In 10 days, we traveled from southern to northern Vietnam making stops in Ho Chi Min City (Saigon), Da Lat, Da Nang, Hoi An, Hanoi, and Sa Pa (just 7km from the China border). We took four internal flights, two sleeper bus rides, a cable car, a historic train ride, a minivan, a few taxis, bike rides, waterfall hikes and treks, and a lot of walking. It was really hot in the south and quite cold in the north, with some neutral temperatures in between. The bigger cities of Saigon, Da Nang and Hanoi are very crowded with traffic that will make your head spin and crossing the street is a risky adventure. I’m sure there are legit traffic laws, but it’s hard to understand them when there are no clear lanes and drivers can travel just about any direction they feel like, including on the sidewalk. The key is to respect the pecking order (buses, vans, cars, motorbikes, bicycles, pedestrians) and once you step into the street, don’t stop. Just say a little prayer and weave your way through the madness and horns – it helps if you use a local as your human shield when they cross. The honking is constant in the big cities, but it’s not the sort of honking you encounter in the states, rather it’s just a little honk honk, beep beep to alert drivers of their proximity to each other and a possible indication of their next move, whatever that direction may be. Needless to say, it can become quite deafening after a while, so it was a nice treat in the smaller towns of Da Lat, Hoi An and Sa Pa where there is less traffic and noise.

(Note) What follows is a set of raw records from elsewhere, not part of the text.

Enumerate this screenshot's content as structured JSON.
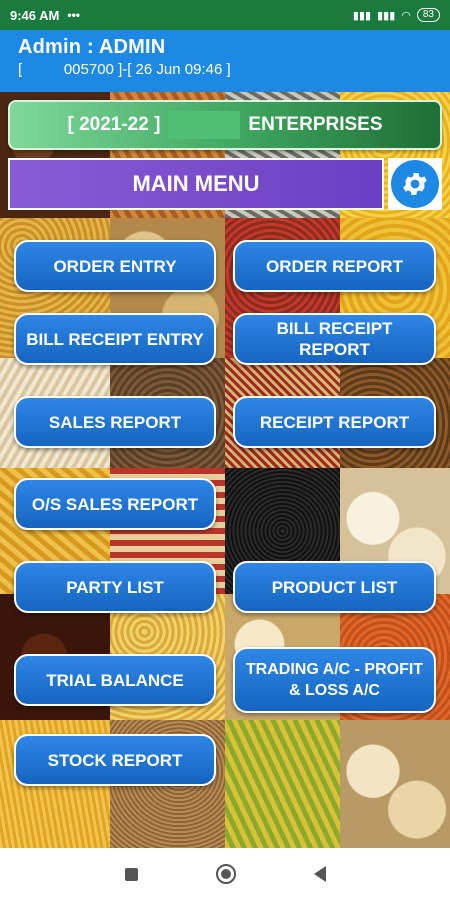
{
  "status_bar": {
    "time": "9:46 AM",
    "network_1": "Vo\nLTE",
    "network_2": "Vo\nLTE",
    "battery": "83"
  },
  "app_bar": {
    "title": "Admin : ADMIN",
    "subtitle": "[          005700 ]-[ 26 Jun 09:46 ]"
  },
  "company": {
    "year": "[ 2021-22 ]",
    "name": "ENTERPRISES"
  },
  "main_menu": {
    "title": "MAIN MENU",
    "settings_icon": "gear-icon"
  },
  "menu": {
    "order_entry": "ORDER ENTRY",
    "order_report": "ORDER REPORT",
    "bill_receipt_entry": "BILL RECEIPT ENTRY",
    "bill_receipt_report": "BILL RECEIPT REPORT",
    "sales_report": "SALES REPORT",
    "receipt_report": "RECEIPT REPORT",
    "os_sales_report": "O/S SALES REPORT",
    "party_list": "PARTY LIST",
    "product_list": "PRODUCT LIST",
    "trial_balance": "TRIAL BALANCE",
    "trading_pl": "TRADING A/C - PROFIT & LOSS A/C",
    "stock_report": "STOCK REPORT"
  },
  "colors": {
    "status_bar": "#1b7a3d",
    "app_bar": "#1e88e5",
    "button": "#1e73d6",
    "main_menu": "#7a4ccf",
    "company_banner": "#3ea55e"
  }
}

Da Lat is a romantic town where the Vietnamese honeymooners go, so we enjoyed watching all the couples taking selfies and strolling around town. We hiked waterfalls, took a cable car ride to a monastery, rode an old train to a pagoda, toured the Crazy House, dined at Le Chalet Da Lat and stayed at a hostel in a private room above a pizza joint (which actually had fantastic breakfast and good pizza). Hoi An was one of our favorite places, so much so that we ended up staying two extra nights and skipping our trip to Hue. We truly had a local experience with our homestay hosts who took us on the back of their motorbikes to their favorite coffee shop, and took Danica out to dinner with their friends (I wasn’t feeling well, so after they returned from dinner, our hosts made me rice soup and ginger tea). While in Hoi An, we toured the Ancient Town, did a bike tour around the Duy Vinh islands, went to the beach, hiked Marble Mountain, and ate a lot of really good food, including many local dishes such as Cao Lau, a regional speciality in Hoi An. We had quite a different homestay experience in Sa Pa where we had no heater and lots of rain, but warmed ourselves with loads of ginger tea and heavy comforters after a full day of trekking the terraced rice fields and local villages through dense fog. Our host was not as welcoming, but he did serve up some great food and we met a lovely artist from London who paints while she travels.

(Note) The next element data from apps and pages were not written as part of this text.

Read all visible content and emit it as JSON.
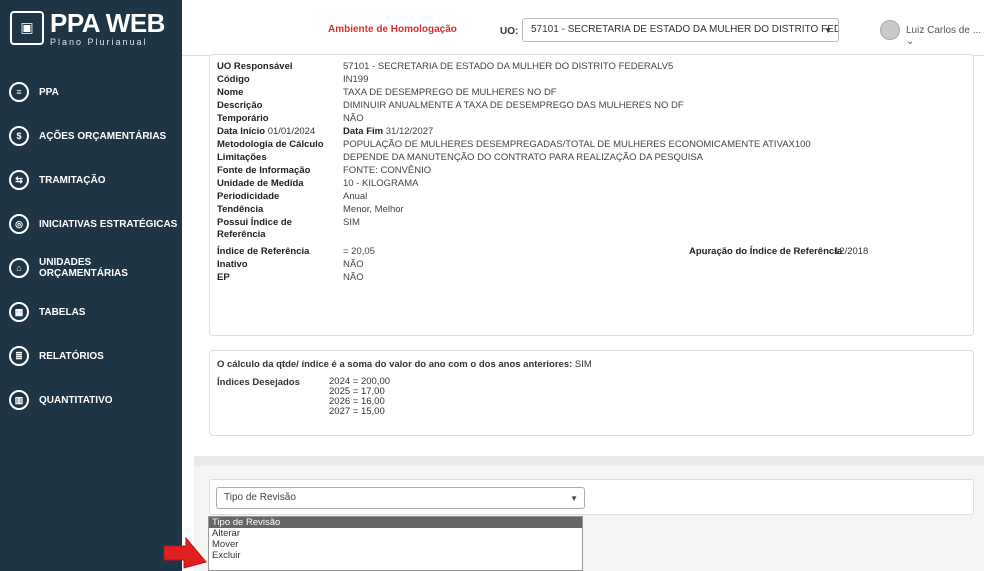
{
  "logo": {
    "title": "PPA WEB",
    "subtitle": "Plano Plurianual"
  },
  "header": {
    "env": "Ambiente de Homologação",
    "uo_label": "UO:",
    "uo_value": "57101 - SECRETARIA DE ESTADO DA MULHER DO DISTRITO FEDERAL",
    "user": "Luiz Carlos de ..."
  },
  "nav": [
    {
      "label": "PPA",
      "icon": "document-icon",
      "glyph": "≡"
    },
    {
      "label": "AÇÕES ORÇAMENTÁRIAS",
      "icon": "dollar-icon",
      "glyph": "$"
    },
    {
      "label": "TRAMITAÇÃO",
      "icon": "flow-icon",
      "glyph": "⇆"
    },
    {
      "label": "INICIATIVAS ESTRATÉGICAS",
      "icon": "target-icon",
      "glyph": "◎"
    },
    {
      "label": "UNIDADES ORÇAMENTÁRIAS",
      "icon": "building-icon",
      "glyph": "⌂"
    },
    {
      "label": "TABELAS",
      "icon": "table-icon",
      "glyph": "▦"
    },
    {
      "label": "RELATÓRIOS",
      "icon": "report-icon",
      "glyph": "≣"
    },
    {
      "label": "QUANTITATIVO",
      "icon": "chart-icon",
      "glyph": "▥"
    }
  ],
  "detail": {
    "uo_resp_label": "UO Responsável",
    "uo_resp": "57101 - SECRETARIA DE ESTADO DA MULHER DO DISTRITO FEDERALV5",
    "codigo_label": "Código",
    "codigo": "IN199",
    "nome_label": "Nome",
    "nome": "TAXA DE DESEMPREGO DE MULHERES NO DF",
    "descricao_label": "Descrição",
    "descricao": "DIMINUIR ANUALMENTE A TAXA DE DESEMPREGO DAS MULHERES NO DF",
    "temporario_label": "Temporário",
    "temporario": "NÃO",
    "data_inicio_label": "Data Início",
    "data_inicio": "01/01/2024",
    "data_fim_label": "Data Fim",
    "data_fim": "31/12/2027",
    "metodologia_label": "Metodologia de Cálculo",
    "metodologia": "POPULAÇÃO DE MULHERES DESEMPREGADAS/TOTAL DE MULHERES ECONOMICAMENTE ATIVAX100",
    "limitacoes_label": "Limitações",
    "limitacoes": "DEPENDE DA MANUTENÇÃO DO CONTRATO PARA REALIZAÇÃO DA PESQUISA",
    "fonte_label": "Fonte de Informação",
    "fonte": "FONTE: CONVÊNIO",
    "unidade_label": "Unidade de Medida",
    "unidade": "10 - KILOGRAMA",
    "periodicidade_label": "Periodicidade",
    "periodicidade": "Anual",
    "tendencia_label": "Tendência",
    "tendencia": "Menor, Melhor",
    "possui_label": "Possui Índice de Referência",
    "possui": "SIM",
    "indice_ref_label": "Índice de Referência",
    "indice_ref": "= 20,05",
    "apuracao_label": "Apuração do Índice de Referência",
    "apuracao": "12/2018",
    "inativo_label": "Inativo",
    "inativo": "NÃO",
    "ep_label": "EP",
    "ep": "NÃO"
  },
  "calc": {
    "text": "O cálculo da qtde/ índice é a soma do valor do ano com o dos anos anteriores:",
    "value": "SIM",
    "indices_label": "Índices Desejados",
    "indices": [
      "2024  =  200,00",
      "2025  =  17,00",
      "2026  =  16,00",
      "2027  =  15,00"
    ]
  },
  "revisao": {
    "selected": "Tipo de Revisão",
    "options": [
      "Tipo de Revisão",
      "Alterar",
      "Mover",
      "Excluir"
    ]
  },
  "colors": {
    "sidebar": "#1d3545",
    "env": "#d62f2f",
    "arrow": "#e02020"
  }
}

Danica was set to leave Vietnam two days before me to meet up with her boyfriend George, who was coming to travel with us in Myanmar for two weeks, and I was going to spend one night in the old quarter in Hanoi and take an overnight cruise on Halong Bay the following night before flying out to meet them. However, the cruise was cancelled the afternoon before (likely due to weather and low booking as a result of the fog and rain, although I was told it was because of mandatory government testing), yet somehow I managed to get on Danica’s flight to Yangon, book a room at a quaint hotel a few buildings down from their sold-out hotel, and board the flight even though there was a typo on my visa that had to be approved via email by the immigration office in Yangon before my ticket would be issued (about an hour before the plane took off!).
One of the highlights from our trip was at the start in Saigon where we met up with an expat named Eric who owns the condo unit next door to the one I was renting in Santa Monica before I left on this trip. He has lived there for the past five years with his wife and son, and is a wealth of knowledge about the country, and traveling in general. He took us to The Old Compass Cafe for lunch, where we dined on the day’s set menu: vegetables, pork meatballs, mushrooms with garlic, steamed rice and amaranth soup. After lunch, he spent two hours out of his Saturday afternoon giving us a tour that included many historical buildings that were prominent during the Vietnam War, such as the Rex Hotel, Caravelle Hotel, Continental Hotel, Park Hyatt, and the Royal Palace. One of the things that stuck with me was our discussion about the younger Vietnamese generation and how they don’t really know or learn much about the war, and that most of the older generation doesn’t really care to discuss the past, they just want to move on. I think this is evident by the recent name change of the War Remnants Museum, which was formerly called The American War Crimes Museum (tough to see, but a must), and the newly offered e-visa to increase tourism, which saves about $100 for foreigners from select countries (US included) and a long line at customs. During our tour, Eric explained to us, “the Vietnamese think like they drive; they never look back, they always look forward”.